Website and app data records
▬▬▬
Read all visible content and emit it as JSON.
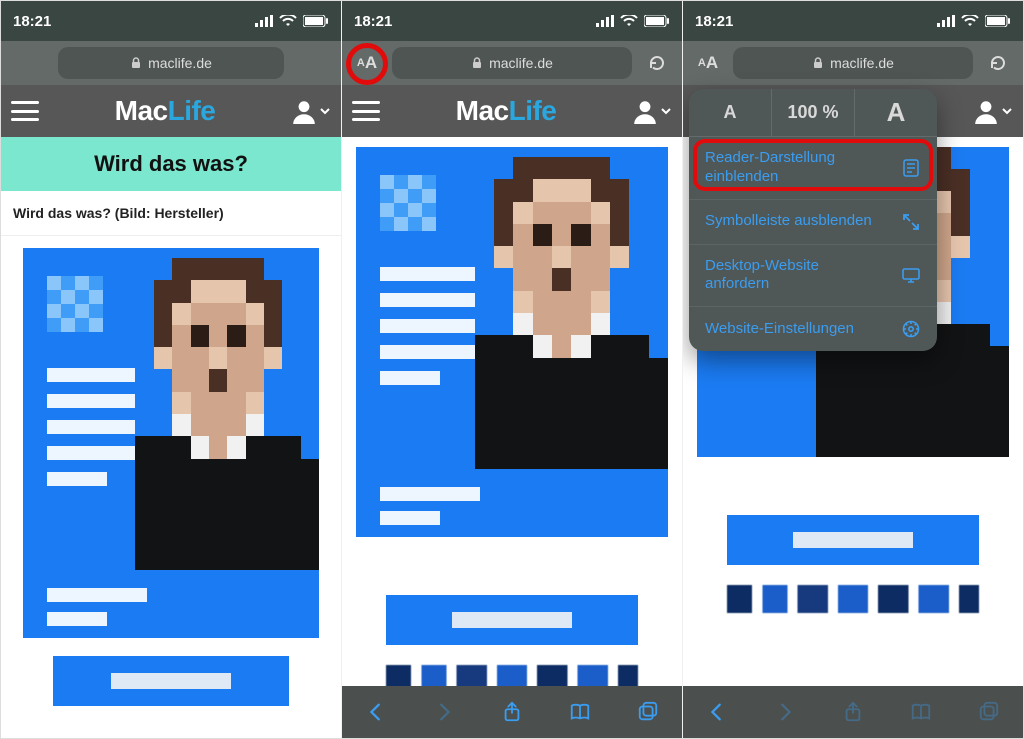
{
  "status": {
    "time": "18:21"
  },
  "url_bar": {
    "domain": "maclife.de",
    "aa_label": "AA"
  },
  "brand": {
    "mac": "Mac",
    "life": "Life"
  },
  "phone1": {
    "headline": "Wird das was?",
    "caption": "Wird das was? (Bild: Hersteller)"
  },
  "popover": {
    "zoom_percent": "100 %",
    "items": [
      {
        "label": "Reader-Darstellung einblenden",
        "icon": "reader"
      },
      {
        "label": "Symbolleiste ausblenden",
        "icon": "expand"
      },
      {
        "label": "Desktop-Website anfordern",
        "icon": "desktop"
      },
      {
        "label": "Website-Einstellungen",
        "icon": "gear"
      }
    ]
  }
}
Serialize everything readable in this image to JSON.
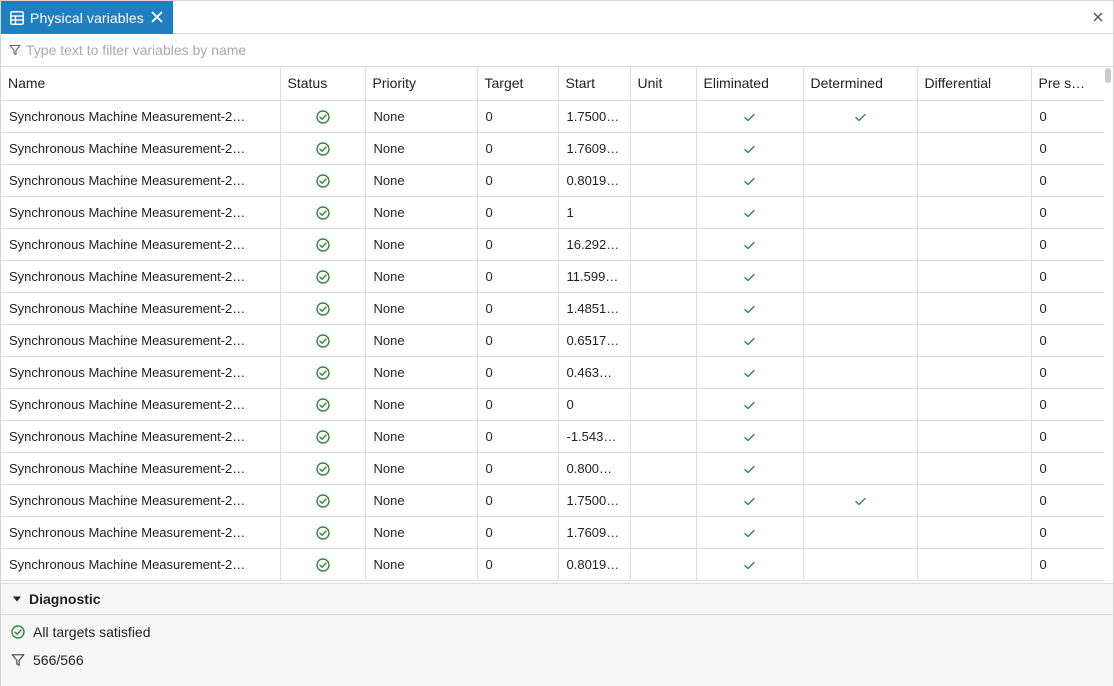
{
  "tab": {
    "label": "Physical variables",
    "icon": "table-icon"
  },
  "filter": {
    "placeholder": "Type text to filter variables by name",
    "value": ""
  },
  "columns": [
    "Name",
    "Status",
    "Priority",
    "Target",
    "Start",
    "Unit",
    "Eliminated",
    "Determined",
    "Differential",
    "Pre s…"
  ],
  "rows": [
    {
      "name": "Synchronous Machine Measurement-2…",
      "status": "ok",
      "priority": "None",
      "target": "0",
      "start": "1.7500…",
      "unit": "",
      "eliminated": true,
      "determined": true,
      "differential": false,
      "pre": "0"
    },
    {
      "name": "Synchronous Machine Measurement-2…",
      "status": "ok",
      "priority": "None",
      "target": "0",
      "start": "1.7609…",
      "unit": "",
      "eliminated": true,
      "determined": false,
      "differential": false,
      "pre": "0"
    },
    {
      "name": "Synchronous Machine Measurement-2…",
      "status": "ok",
      "priority": "None",
      "target": "0",
      "start": "0.8019…",
      "unit": "",
      "eliminated": true,
      "determined": false,
      "differential": false,
      "pre": "0"
    },
    {
      "name": "Synchronous Machine Measurement-2…",
      "status": "ok",
      "priority": "None",
      "target": "0",
      "start": "1",
      "unit": "",
      "eliminated": true,
      "determined": false,
      "differential": false,
      "pre": "0"
    },
    {
      "name": "Synchronous Machine Measurement-2…",
      "status": "ok",
      "priority": "None",
      "target": "0",
      "start": "16.292…",
      "unit": "",
      "eliminated": true,
      "determined": false,
      "differential": false,
      "pre": "0"
    },
    {
      "name": "Synchronous Machine Measurement-2…",
      "status": "ok",
      "priority": "None",
      "target": "0",
      "start": "11.599…",
      "unit": "",
      "eliminated": true,
      "determined": false,
      "differential": false,
      "pre": "0"
    },
    {
      "name": "Synchronous Machine Measurement-2…",
      "status": "ok",
      "priority": "None",
      "target": "0",
      "start": "1.4851…",
      "unit": "",
      "eliminated": true,
      "determined": false,
      "differential": false,
      "pre": "0"
    },
    {
      "name": "Synchronous Machine Measurement-2…",
      "status": "ok",
      "priority": "None",
      "target": "0",
      "start": "0.6517…",
      "unit": "",
      "eliminated": true,
      "determined": false,
      "differential": false,
      "pre": "0"
    },
    {
      "name": "Synchronous Machine Measurement-2…",
      "status": "ok",
      "priority": "None",
      "target": "0",
      "start": "0.463…",
      "unit": "",
      "eliminated": true,
      "determined": false,
      "differential": false,
      "pre": "0"
    },
    {
      "name": "Synchronous Machine Measurement-2…",
      "status": "ok",
      "priority": "None",
      "target": "0",
      "start": "0",
      "unit": "",
      "eliminated": true,
      "determined": false,
      "differential": false,
      "pre": "0"
    },
    {
      "name": "Synchronous Machine Measurement-2…",
      "status": "ok",
      "priority": "None",
      "target": "0",
      "start": "-1.543…",
      "unit": "",
      "eliminated": true,
      "determined": false,
      "differential": false,
      "pre": "0"
    },
    {
      "name": "Synchronous Machine Measurement-2…",
      "status": "ok",
      "priority": "None",
      "target": "0",
      "start": "0.800…",
      "unit": "",
      "eliminated": true,
      "determined": false,
      "differential": false,
      "pre": "0"
    },
    {
      "name": "Synchronous Machine Measurement-2…",
      "status": "ok",
      "priority": "None",
      "target": "0",
      "start": "1.7500…",
      "unit": "",
      "eliminated": true,
      "determined": true,
      "differential": false,
      "pre": "0"
    },
    {
      "name": "Synchronous Machine Measurement-2…",
      "status": "ok",
      "priority": "None",
      "target": "0",
      "start": "1.7609…",
      "unit": "",
      "eliminated": true,
      "determined": false,
      "differential": false,
      "pre": "0"
    },
    {
      "name": "Synchronous Machine Measurement-2…",
      "status": "ok",
      "priority": "None",
      "target": "0",
      "start": "0.8019…",
      "unit": "",
      "eliminated": true,
      "determined": false,
      "differential": false,
      "pre": "0"
    }
  ],
  "diagnostic": {
    "title": "Diagnostic",
    "status_text": "All targets satisfied",
    "filter_count": "566/566"
  },
  "colors": {
    "accent": "#1f7fc0",
    "success": "#2e8b3a"
  }
}
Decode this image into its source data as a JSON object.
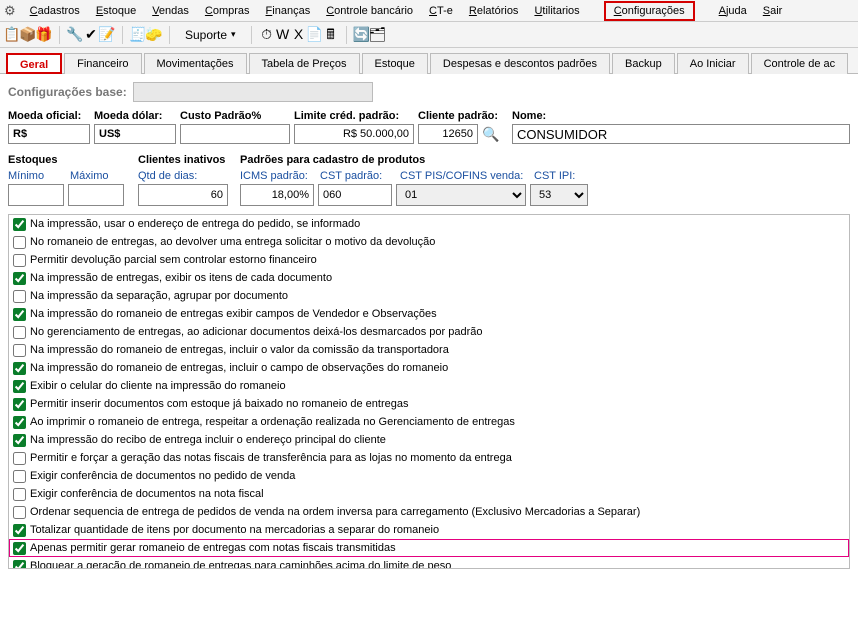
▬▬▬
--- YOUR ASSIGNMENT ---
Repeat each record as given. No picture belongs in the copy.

--- SOLUTION TO THIS TASK ---
Read all visible content and emit it as JSON.
{
  "status": {
    "time": "18:21"
  },
  "url_bar": {
    "domain": "maclife.de",
    "aa_label": "AA"
  },
  "brand": {
    "mac": "Mac",
    "life": "Life"
  },
  "phone1": {
    "headline": "Wird das was?",
    "caption": "Wird das was? (Bild: Hersteller)"
  },
  "popover": {
    "zoom_percent": "100 %",
    "items": [
      {
        "label": "Reader-Darstellung einblenden",
        "icon": "reader"
      },
      {
        "label": "Symbolleiste ausblenden",
        "icon": "expand"
      },
      {
        "label": "Desktop-Website anfordern",
        "icon": "desktop"
      },
      {
        "label": "Website-Einstellungen",
        "icon": "gear"
      }
    ]
  }
}
Serialize everything readable in this image to JSON.
{
  "tab": {
    "label": "Physical variables",
    "icon": "table-icon"
  },
  "filter": {
    "placeholder": "Type text to filter variables by name",
    "value": ""
  },
  "columns": [
    "Name",
    "Status",
    "Priority",
    "Target",
    "Start",
    "Unit",
    "Eliminated",
    "Determined",
    "Differential",
    "Pre s…"
  ],
  "rows": [
    {
      "name": "Synchronous Machine Measurement-2…",
      "status": "ok",
      "priority": "None",
      "target": "0",
      "start": "1.7500…",
      "unit": "",
      "eliminated": true,
      "determined": true,
      "differential": false,
      "pre": "0"
    },
    {
      "name": "Synchronous Machine Measurement-2…",
      "status": "ok",
      "priority": "None",
      "target": "0",
      "start": "1.7609…",
      "unit": "",
      "eliminated": true,
      "determined": false,
      "differential": false,
      "pre": "0"
    },
    {
      "name": "Synchronous Machine Measurement-2…",
      "status": "ok",
      "priority": "None",
      "target": "0",
      "start": "0.8019…",
      "unit": "",
      "eliminated": true,
      "determined": false,
      "differential": false,
      "pre": "0"
    },
    {
      "name": "Synchronous Machine Measurement-2…",
      "status": "ok",
      "priority": "None",
      "target": "0",
      "start": "1",
      "unit": "",
      "eliminated": true,
      "determined": false,
      "differential": false,
      "pre": "0"
    },
    {
      "name": "Synchronous Machine Measurement-2…",
      "status": "ok",
      "priority": "None",
      "target": "0",
      "start": "16.292…",
      "unit": "",
      "eliminated": true,
      "determined": false,
      "differential": false,
      "pre": "0"
    },
    {
      "name": "Synchronous Machine Measurement-2…",
      "status": "ok",
      "priority": "None",
      "target": "0",
      "start": "11.599…",
      "unit": "",
      "eliminated": true,
      "determined": false,
      "differential": false,
      "pre": "0"
    },
    {
      "name": "Synchronous Machine Measurement-2…",
      "status": "ok",
      "priority": "None",
      "target": "0",
      "start": "1.4851…",
      "unit": "",
      "eliminated": true,
      "determined": false,
      "differential": false,
      "pre": "0"
    },
    {
      "name": "Synchronous Machine Measurement-2…",
      "status": "ok",
      "priority": "None",
      "target": "0",
      "start": "0.6517…",
      "unit": "",
      "eliminated": true,
      "determined": false,
      "differential": false,
      "pre": "0"
    },
    {
      "name": "Synchronous Machine Measurement-2…",
      "status": "ok",
      "priority": "None",
      "target": "0",
      "start": "0.463…",
      "unit": "",
      "eliminated": true,
      "determined": false,
      "differential": false,
      "pre": "0"
    },
    {
      "name": "Synchronous Machine Measurement-2…",
      "status": "ok",
      "priority": "None",
      "target": "0",
      "start": "0",
      "unit": "",
      "eliminated": true,
      "determined": false,
      "differential": false,
      "pre": "0"
    },
    {
      "name": "Synchronous Machine Measurement-2…",
      "status": "ok",
      "priority": "None",
      "target": "0",
      "start": "-1.543…",
      "unit": "",
      "eliminated": true,
      "determined": false,
      "differential": false,
      "pre": "0"
    },
    {
      "name": "Synchronous Machine Measurement-2…",
      "status": "ok",
      "priority": "None",
      "target": "0",
      "start": "0.800…",
      "unit": "",
      "eliminated": true,
      "determined": false,
      "differential": false,
      "pre": "0"
    },
    {
      "name": "Synchronous Machine Measurement-2…",
      "status": "ok",
      "priority": "None",
      "target": "0",
      "start": "1.7500…",
      "unit": "",
      "eliminated": true,
      "determined": true,
      "differential": false,
      "pre": "0"
    },
    {
      "name": "Synchronous Machine Measurement-2…",
      "status": "ok",
      "priority": "None",
      "target": "0",
      "start": "1.7609…",
      "unit": "",
      "eliminated": true,
      "determined": false,
      "differential": false,
      "pre": "0"
    },
    {
      "name": "Synchronous Machine Measurement-2…",
      "status": "ok",
      "priority": "None",
      "target": "0",
      "start": "0.8019…",
      "unit": "",
      "eliminated": true,
      "determined": false,
      "differential": false,
      "pre": "0"
    }
  ],
  "diagnostic": {
    "title": "Diagnostic",
    "status_text": "All targets satisfied",
    "filter_count": "566/566"
  },
  "colors": {
    "accent": "#1f7fc0",
    "success": "#2e8b3a"
  }
}
Decode this image into its source data as a JSON object.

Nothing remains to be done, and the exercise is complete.